### Exercise prompt
Leave out all images and set down the records exactly as given.

### Supplied data
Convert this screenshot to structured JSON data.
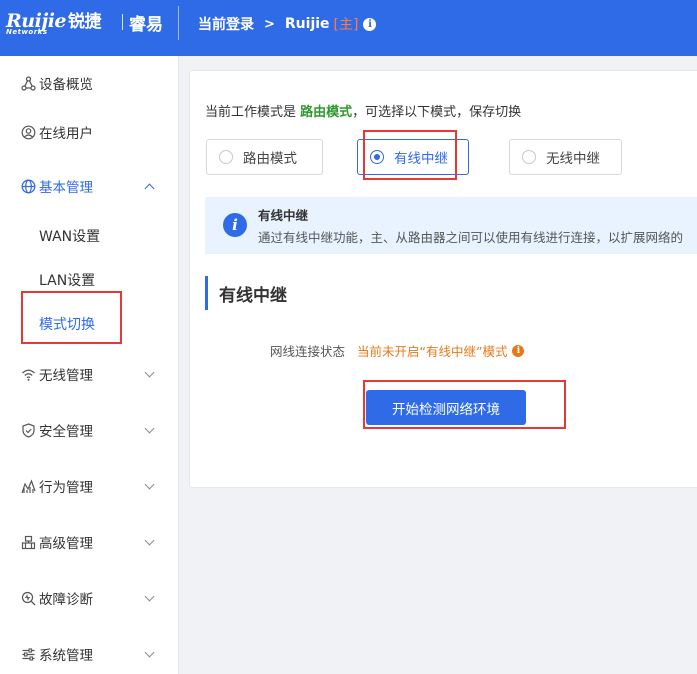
{
  "header": {
    "brand": "Ruijie",
    "brand_cn": "锐捷",
    "brand_sub": "Networks",
    "sub_brand": "睿易",
    "breadcrumb_root": "当前登录",
    "device_name": "Ruijie",
    "device_tag": "[主]",
    "info_icon": "i"
  },
  "sidebar": {
    "items": [
      {
        "label": "设备概览",
        "icon": "topology-icon"
      },
      {
        "label": "在线用户",
        "icon": "user-icon"
      },
      {
        "label": "基本管理",
        "icon": "globe-icon"
      },
      {
        "label": "无线管理",
        "icon": "wifi-icon"
      },
      {
        "label": "安全管理",
        "icon": "shield-icon"
      },
      {
        "label": "行为管理",
        "icon": "chart-icon"
      },
      {
        "label": "高级管理",
        "icon": "advanced-icon"
      },
      {
        "label": "故障诊断",
        "icon": "diagnose-icon"
      },
      {
        "label": "系统管理",
        "icon": "settings-icon"
      }
    ],
    "sub_items": [
      "WAN设置",
      "LAN设置",
      "模式切换"
    ],
    "active_sub": "模式切换"
  },
  "main": {
    "mode_prefix": "当前工作模式是",
    "current_mode": "路由模式",
    "mode_suffix": "，可选择以下模式，保存切换",
    "options": [
      "路由模式",
      "有线中继",
      "无线中继"
    ],
    "selected_option": "有线中继",
    "info_title": "有线中继",
    "info_desc": "通过有线中继功能，主、从路由器之间可以使用有线进行连接，以扩展网络的",
    "info_icon": "i",
    "section_title": "有线中继",
    "status_label": "网线连接状态",
    "status_value": "当前未开启“有线中继”模式",
    "warn_icon": "i",
    "detect_button": "开始检测网络环境"
  },
  "colors": {
    "primary": "#2f6be6",
    "success": "#2e9a2e",
    "warning": "#e8791b",
    "highlight_box": "#e53935"
  }
}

### Exercise result
Convert this screenshot to structured JSON data.
{
  "header": {
    "brand": "Ruijie",
    "brand_cn": "锐捷",
    "brand_sub": "Networks",
    "sub_brand": "睿易",
    "breadcrumb_root": "当前登录",
    "device_name": "Ruijie",
    "device_tag": "[主]",
    "info_icon": "i"
  },
  "sidebar": {
    "items": [
      {
        "label": "设备概览",
        "icon": "topology-icon"
      },
      {
        "label": "在线用户",
        "icon": "user-icon"
      },
      {
        "label": "基本管理",
        "icon": "globe-icon"
      },
      {
        "label": "无线管理",
        "icon": "wifi-icon"
      },
      {
        "label": "安全管理",
        "icon": "shield-icon"
      },
      {
        "label": "行为管理",
        "icon": "chart-icon"
      },
      {
        "label": "高级管理",
        "icon": "advanced-icon"
      },
      {
        "label": "故障诊断",
        "icon": "diagnose-icon"
      },
      {
        "label": "系统管理",
        "icon": "settings-icon"
      }
    ],
    "sub_items": [
      "WAN设置",
      "LAN设置",
      "模式切换"
    ],
    "active_sub": "模式切换"
  },
  "main": {
    "mode_prefix": "当前工作模式是",
    "current_mode": "路由模式",
    "mode_suffix": "，可选择以下模式，保存切换",
    "options": [
      "路由模式",
      "有线中继",
      "无线中继"
    ],
    "selected_option": "有线中继",
    "info_title": "有线中继",
    "info_desc": "通过有线中继功能，主、从路由器之间可以使用有线进行连接，以扩展网络的",
    "info_icon": "i",
    "section_title": "有线中继",
    "status_label": "网线连接状态",
    "status_value": "当前未开启“有线中继”模式",
    "warn_icon": "i",
    "detect_button": "开始检测网络环境"
  },
  "colors": {
    "primary": "#2f6be6",
    "success": "#2e9a2e",
    "warning": "#e8791b",
    "highlight_box": "#e53935"
  }
}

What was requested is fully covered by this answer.